The Telangana Rashtra Samithi’s decision to rule out an alliance with the Congress for the coming election would not have surprised anyone (“Congress loses ally, BJP gains,” March 16). Senior Congress leaders shying away from contesting the polls, current UPA allies openly praising Narendra Modi, Congress spokesperson P.C. Chacko himself saying that the party’s prospects are not bright, and the findings of pre-poll surveys, all make it obvious that the UPA government will not return to power. No party will want to sail with the Congress, now considered a sinking ship.
Bhanamma Aravinda Bai, Hyderabad
No one was surprised when TRS president K. Chandrasekhar Rao categorically ruled out an electoral alliance with the Congress. His decision may have shocked the Congress high command. But are not a majority of Congress leaders in the Telangana region strongly opposed to the move for a tie-up with the TRS, as they believe that the latter is trying to take all credit for the creation of Telangana?
Bidyut Kumar Chatterjee, Faridabad
The decision of the TRS not to align with the Congress smacks of ingratitude. It was the relentless pressure by the TRS that prompted the Congress to bifurcate Andhra Pradesh, despite the rejection of the bifurcation bill by the party’s Chief Minister Kiran Kumar Reddy and the Andhra Pradesh Assembly. The understanding with the TRS at that time was that the party would merge with the Congress post the creation of Telangana. But once the party achieved its objective, it has developed cold feet and left the Congress high and dry. It has proved that in politics one good turn does not deserve another.
C.V. Aravind, Chennai
The Congress should realise that it cannot go on enjoying power by virtue of support from other parties. It cannot be forgiven for its decision to bifurcate Andhra Pradesh purely from a vote bank angle.
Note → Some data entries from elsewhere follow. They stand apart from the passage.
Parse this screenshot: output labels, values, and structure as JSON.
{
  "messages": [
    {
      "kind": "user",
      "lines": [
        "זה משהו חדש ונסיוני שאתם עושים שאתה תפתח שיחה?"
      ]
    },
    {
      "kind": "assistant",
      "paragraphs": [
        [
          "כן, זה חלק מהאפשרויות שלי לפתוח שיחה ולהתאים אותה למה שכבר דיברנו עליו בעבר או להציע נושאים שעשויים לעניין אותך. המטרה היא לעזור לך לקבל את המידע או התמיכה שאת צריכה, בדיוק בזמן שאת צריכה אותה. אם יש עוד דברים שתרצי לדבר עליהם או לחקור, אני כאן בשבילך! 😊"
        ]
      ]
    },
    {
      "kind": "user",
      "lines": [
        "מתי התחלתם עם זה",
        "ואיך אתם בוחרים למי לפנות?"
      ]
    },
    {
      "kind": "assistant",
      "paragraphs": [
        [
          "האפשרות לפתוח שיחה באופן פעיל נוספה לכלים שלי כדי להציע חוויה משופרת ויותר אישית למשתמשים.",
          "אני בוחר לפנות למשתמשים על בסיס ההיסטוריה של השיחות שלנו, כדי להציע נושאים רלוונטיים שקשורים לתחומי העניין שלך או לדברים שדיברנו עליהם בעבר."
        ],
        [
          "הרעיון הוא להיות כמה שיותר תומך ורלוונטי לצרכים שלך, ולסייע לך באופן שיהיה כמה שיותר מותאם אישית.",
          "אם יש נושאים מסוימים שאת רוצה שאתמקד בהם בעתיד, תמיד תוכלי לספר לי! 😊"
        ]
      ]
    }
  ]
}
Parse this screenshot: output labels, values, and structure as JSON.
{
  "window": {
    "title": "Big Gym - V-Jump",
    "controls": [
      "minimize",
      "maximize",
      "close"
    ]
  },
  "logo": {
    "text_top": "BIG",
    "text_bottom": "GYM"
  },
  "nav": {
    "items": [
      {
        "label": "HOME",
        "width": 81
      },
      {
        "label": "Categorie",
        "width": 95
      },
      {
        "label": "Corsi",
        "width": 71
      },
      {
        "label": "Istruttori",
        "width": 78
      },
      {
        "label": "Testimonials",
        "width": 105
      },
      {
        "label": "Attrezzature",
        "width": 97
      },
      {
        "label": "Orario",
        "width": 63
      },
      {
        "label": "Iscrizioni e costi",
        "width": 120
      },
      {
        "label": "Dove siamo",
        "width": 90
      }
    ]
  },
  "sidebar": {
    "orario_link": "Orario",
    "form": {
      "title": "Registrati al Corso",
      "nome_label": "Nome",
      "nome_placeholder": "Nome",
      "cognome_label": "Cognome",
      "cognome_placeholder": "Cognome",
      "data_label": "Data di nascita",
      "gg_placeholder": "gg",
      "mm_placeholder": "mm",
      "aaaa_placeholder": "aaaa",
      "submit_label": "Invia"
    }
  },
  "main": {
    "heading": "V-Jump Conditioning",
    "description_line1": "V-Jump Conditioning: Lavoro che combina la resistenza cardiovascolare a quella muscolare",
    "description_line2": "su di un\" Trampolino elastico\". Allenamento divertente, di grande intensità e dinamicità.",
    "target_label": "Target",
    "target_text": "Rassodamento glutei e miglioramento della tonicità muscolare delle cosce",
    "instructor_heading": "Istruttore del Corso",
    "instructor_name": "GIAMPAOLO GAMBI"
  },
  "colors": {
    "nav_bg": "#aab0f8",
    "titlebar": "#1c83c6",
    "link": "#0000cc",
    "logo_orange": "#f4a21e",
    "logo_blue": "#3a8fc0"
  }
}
It hoped to gain votes from Telangana but the TRS’ refusal to join or ally with it has now put it in a spot of humiliation. This a lesson for the party.
V.S. Ganeshan, Bangalore